So, when it comes down to it, people switch their opinion about global warming (ie, they stop denying) because a cute girl scout, Brad Pitt, favorite politician, actor, comedian, etc., ask/pleaded/begged them. Not because the overwhelming scientific evidence demonstrate so.
The same people can, once more, can switch their opinion when, in a new ad campaing, a boy scout ask them.
What about Duncan Watts' work on debunking the idea that "influentials" are the best way to influence lots of people? I don't follow this area a lot, but I would appreciate commentary from those who do.
They ran some computer simulations modeling behavior and concluded that the concept of opinion leadership requires greater specification. They would be the first ones to tell you it wasn't a "debunking."
I don't disagree with their main conclusion and it's something I am working on in my own research.
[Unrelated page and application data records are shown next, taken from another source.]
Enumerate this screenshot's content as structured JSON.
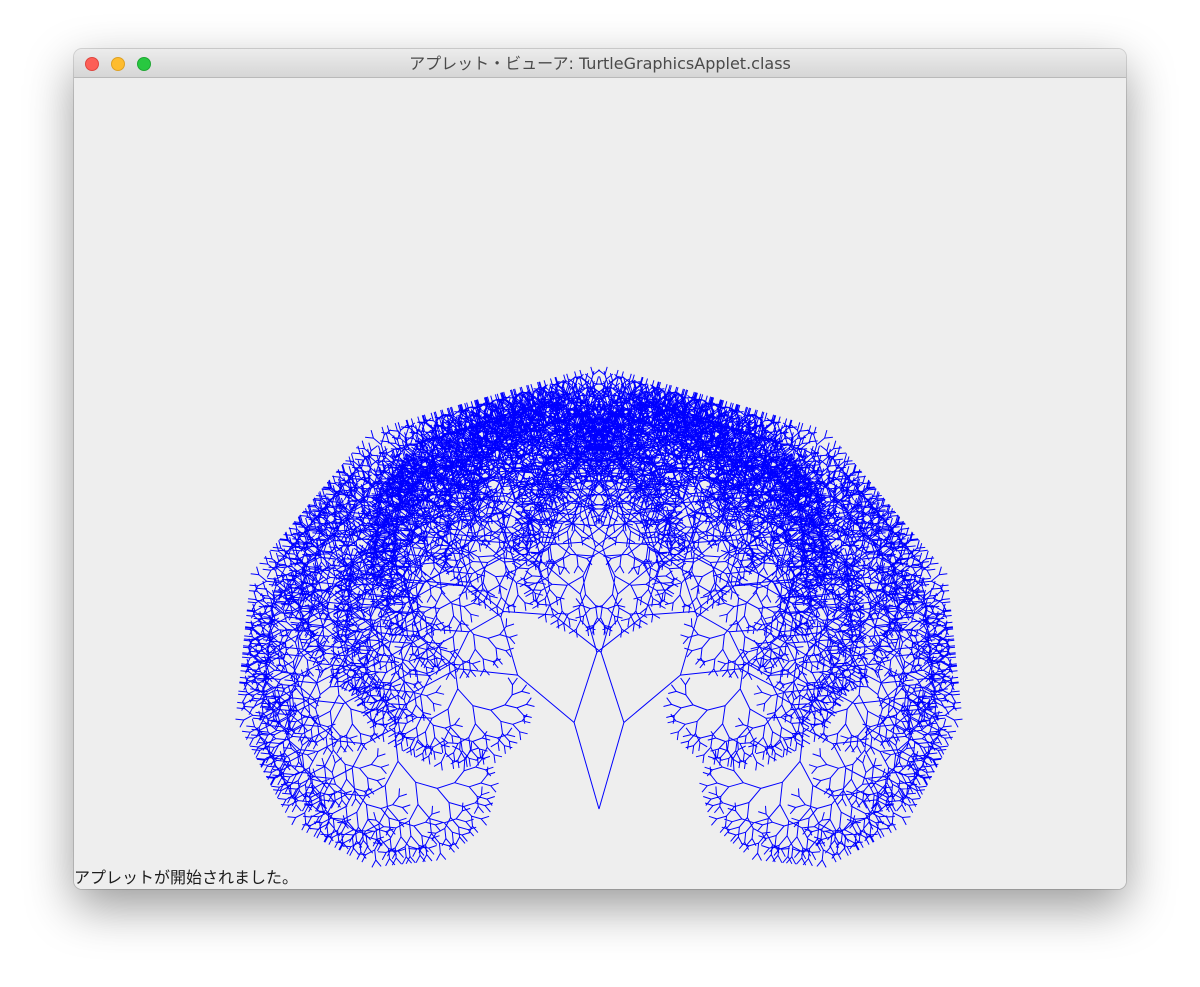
{
  "window": {
    "title": "アプレット・ビューア: TurtleGraphicsApplet.class",
    "status_text": "アプレットが開始されました。"
  },
  "window_controls": {
    "close_icon": "close-icon",
    "minimize_icon": "minimize-icon",
    "zoom_icon": "zoom-icon",
    "close_color": "#fd5f57",
    "minimize_color": "#febc2e",
    "zoom_color": "#28c840"
  },
  "drawing": {
    "subject": "recursive branching tree",
    "line_color": "#0000ff",
    "background_color": "#eeeeee"
  }
}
Specifically, how do we carefully define, identify, and recruit individuals who may be especially influential across social groups, contexts, and issue arenas? And how do we connect this recruitment to a media campaign?
Below is the conclusion from their computer model study.
Whether these results should be regarded as undermining what we have called the influentials hypothesis, or supporting it, is ultimately an empirical question. Our main point, in fact, is not so much that the influentials hypothesis is either right or wrong, but that its micro-foundations, by which we mean the details of who influences whom and how, require very careful articulation in order for its validity to be meaningfully assessed. Whether stated explicitly or not, any claim to the effect that influentials are important
necessarily makes a number of assumptions regarding the precise nature of interpersonal influence, the structure of influence networks, and even what is meant by important.